_What is needed_
Copy the data below exactly, omitting any picture it contains.

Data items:
>>>>
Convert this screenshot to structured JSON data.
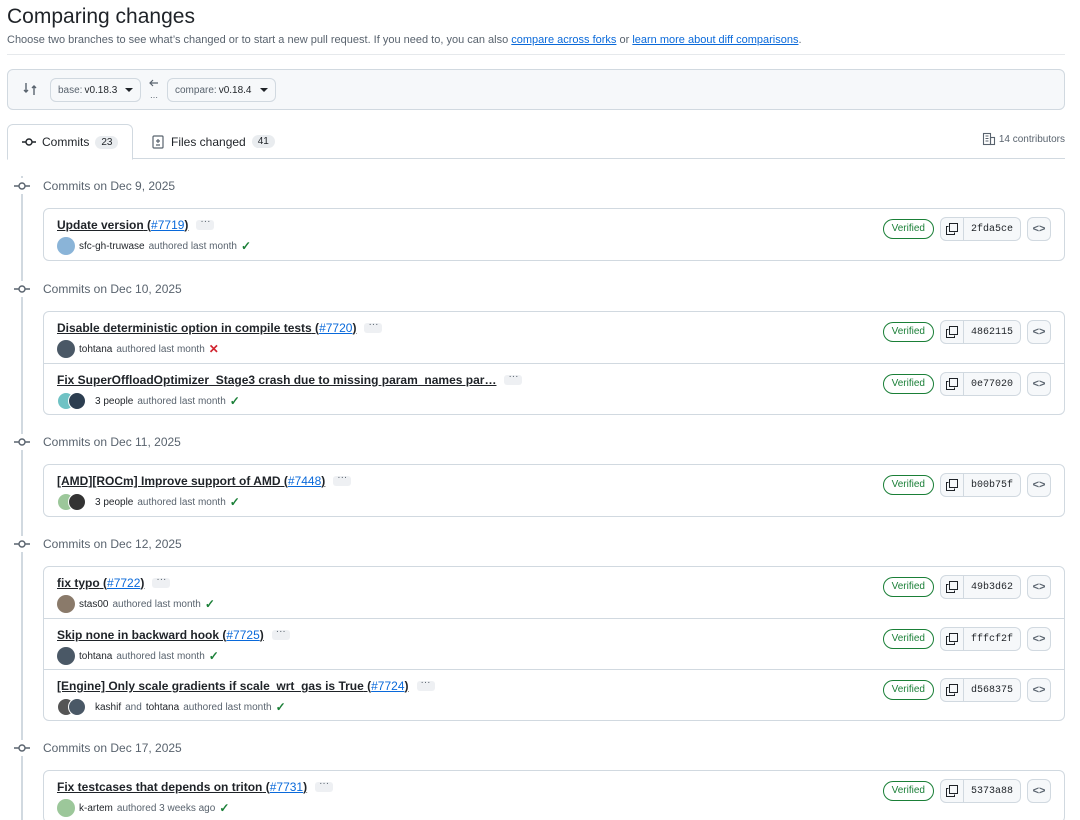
{
  "header": {
    "title": "Comparing changes",
    "subtitle_prefix": "Choose two branches to see what’s changed or to start a new pull request. If you need to, you can also ",
    "link_forks": "compare across forks",
    "subtitle_or": " or ",
    "link_learn": "learn more about diff comparisons",
    "subtitle_end": "."
  },
  "range": {
    "base_label": "base:",
    "base_value": "v0.18.3",
    "compare_label": "compare:",
    "compare_value": "v0.18.4"
  },
  "tabs": {
    "commits_label": "Commits",
    "commits_count": "23",
    "files_label": "Files changed",
    "files_count": "41",
    "contributors": "14 contributors"
  },
  "colors": {
    "link": "#0969da",
    "verified": "#1a7f37",
    "fail": "#d1242f"
  },
  "days": [
    {
      "label": "Commits on Dec 9, 2025",
      "commits": [
        {
          "title": "Update version",
          "pr": "#7719",
          "author": "sfc-gh-truwase",
          "meta": "authored last month",
          "status": "check",
          "sha": "2fda5ce",
          "verified": "Verified"
        }
      ]
    },
    {
      "label": "Commits on Dec 10, 2025",
      "commits": [
        {
          "title": "Disable deterministic option in compile tests",
          "pr": "#7720",
          "author": "tohtana",
          "meta": "authored last month",
          "status": "fail",
          "sha": "4862115",
          "verified": "Verified"
        },
        {
          "title": "Fix SuperOffloadOptimizer_Stage3 crash due to missing param_names par…",
          "pr": "",
          "author": "3 people",
          "meta": "authored last month",
          "status": "check",
          "sha": "0e77020",
          "verified": "Verified"
        }
      ]
    },
    {
      "label": "Commits on Dec 11, 2025",
      "commits": [
        {
          "title": "[AMD][ROCm] Improve support of AMD",
          "pr": "#7448",
          "author": "3 people",
          "meta": "authored last month",
          "status": "check",
          "sha": "b00b75f",
          "verified": "Verified"
        }
      ]
    },
    {
      "label": "Commits on Dec 12, 2025",
      "commits": [
        {
          "title": "fix typo",
          "pr": "#7722",
          "author": "stas00",
          "meta": "authored last month",
          "status": "check",
          "sha": "49b3d62",
          "verified": "Verified"
        },
        {
          "title": "Skip none in backward hook",
          "pr": "#7725",
          "author": "tohtana",
          "meta": "authored last month",
          "status": "check",
          "sha": "fffcf2f",
          "verified": "Verified"
        },
        {
          "title": "[Engine] Only scale gradients if scale_wrt_gas is True",
          "pr": "#7724",
          "author": "kashif",
          "and": "and",
          "author2": "tohtana",
          "meta": "authored last month",
          "status": "check",
          "sha": "d568375",
          "verified": "Verified"
        }
      ]
    },
    {
      "label": "Commits on Dec 17, 2025",
      "commits": [
        {
          "title": "Fix testcases that depends on triton",
          "pr": "#7731",
          "author": "k-artem",
          "meta": "authored 3 weeks ago",
          "status": "check",
          "sha": "5373a88",
          "verified": "Verified"
        }
      ]
    }
  ]
}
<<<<
_Result for this task_
Convert this screenshot to structured JSON data.
{
  "header": {
    "title": "Comparing changes",
    "subtitle_prefix": "Choose two branches to see what’s changed or to start a new pull request. If you need to, you can also ",
    "link_forks": "compare across forks",
    "subtitle_or": " or ",
    "link_learn": "learn more about diff comparisons",
    "subtitle_end": "."
  },
  "range": {
    "base_label": "base:",
    "base_value": "v0.18.3",
    "compare_label": "compare:",
    "compare_value": "v0.18.4"
  },
  "tabs": {
    "commits_label": "Commits",
    "commits_count": "23",
    "files_label": "Files changed",
    "files_count": "41",
    "contributors": "14 contributors"
  },
  "colors": {
    "link": "#0969da",
    "verified": "#1a7f37",
    "fail": "#d1242f"
  },
  "days": [
    {
      "label": "Commits on Dec 9, 2025",
      "commits": [
        {
          "title": "Update version",
          "pr": "#7719",
          "author": "sfc-gh-truwase",
          "meta": "authored last month",
          "status": "check",
          "sha": "2fda5ce",
          "verified": "Verified"
        }
      ]
    },
    {
      "label": "Commits on Dec 10, 2025",
      "commits": [
        {
          "title": "Disable deterministic option in compile tests",
          "pr": "#7720",
          "author": "tohtana",
          "meta": "authored last month",
          "status": "fail",
          "sha": "4862115",
          "verified": "Verified"
        },
        {
          "title": "Fix SuperOffloadOptimizer_Stage3 crash due to missing param_names par…",
          "pr": "",
          "author": "3 people",
          "meta": "authored last month",
          "status": "check",
          "sha": "0e77020",
          "verified": "Verified"
        }
      ]
    },
    {
      "label": "Commits on Dec 11, 2025",
      "commits": [
        {
          "title": "[AMD][ROCm] Improve support of AMD",
          "pr": "#7448",
          "author": "3 people",
          "meta": "authored last month",
          "status": "check",
          "sha": "b00b75f",
          "verified": "Verified"
        }
      ]
    },
    {
      "label": "Commits on Dec 12, 2025",
      "commits": [
        {
          "title": "fix typo",
          "pr": "#7722",
          "author": "stas00",
          "meta": "authored last month",
          "status": "check",
          "sha": "49b3d62",
          "verified": "Verified"
        },
        {
          "title": "Skip none in backward hook",
          "pr": "#7725",
          "author": "tohtana",
          "meta": "authored last month",
          "status": "check",
          "sha": "fffcf2f",
          "verified": "Verified"
        },
        {
          "title": "[Engine] Only scale gradients if scale_wrt_gas is True",
          "pr": "#7724",
          "author": "kashif",
          "and": "and",
          "author2": "tohtana",
          "meta": "authored last month",
          "status": "check",
          "sha": "d568375",
          "verified": "Verified"
        }
      ]
    },
    {
      "label": "Commits on Dec 17, 2025",
      "commits": [
        {
          "title": "Fix testcases that depends on triton",
          "pr": "#7731",
          "author": "k-artem",
          "meta": "authored 3 weeks ago",
          "status": "check",
          "sha": "5373a88",
          "verified": "Verified"
        }
      ]
    }
  ]
}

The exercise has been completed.